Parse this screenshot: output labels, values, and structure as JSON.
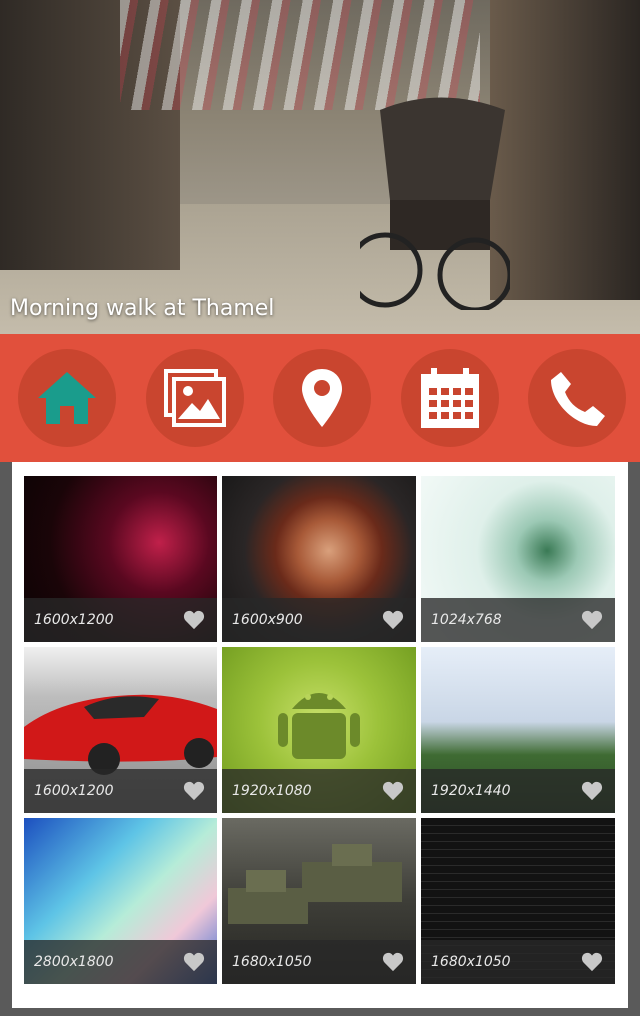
{
  "hero": {
    "caption": "Morning walk at Thamel"
  },
  "nav": {
    "items": [
      {
        "name": "home",
        "icon": "home-icon",
        "color": "#1a9c8c"
      },
      {
        "name": "gallery",
        "icon": "image-gallery-icon",
        "color": "#ffffff"
      },
      {
        "name": "location",
        "icon": "map-pin-icon",
        "color": "#ffffff"
      },
      {
        "name": "calendar",
        "icon": "calendar-icon",
        "color": "#ffffff"
      },
      {
        "name": "phone",
        "icon": "phone-icon",
        "color": "#ffffff"
      }
    ],
    "bar_color": "#e1503c",
    "button_color": "#c9452f"
  },
  "gallery": {
    "tiles": [
      {
        "resolution": "1600x1200",
        "icon": "heart-icon"
      },
      {
        "resolution": "1600x900",
        "icon": "heart-icon"
      },
      {
        "resolution": "1024x768",
        "icon": "heart-icon"
      },
      {
        "resolution": "1600x1200",
        "icon": "heart-icon"
      },
      {
        "resolution": "1920x1080",
        "icon": "heart-icon"
      },
      {
        "resolution": "1920x1440",
        "icon": "heart-icon"
      },
      {
        "resolution": "2800x1800",
        "icon": "heart-icon"
      },
      {
        "resolution": "1680x1050",
        "icon": "heart-icon"
      },
      {
        "resolution": "1680x1050",
        "icon": "heart-icon"
      }
    ]
  }
}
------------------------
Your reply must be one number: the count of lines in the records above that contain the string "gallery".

3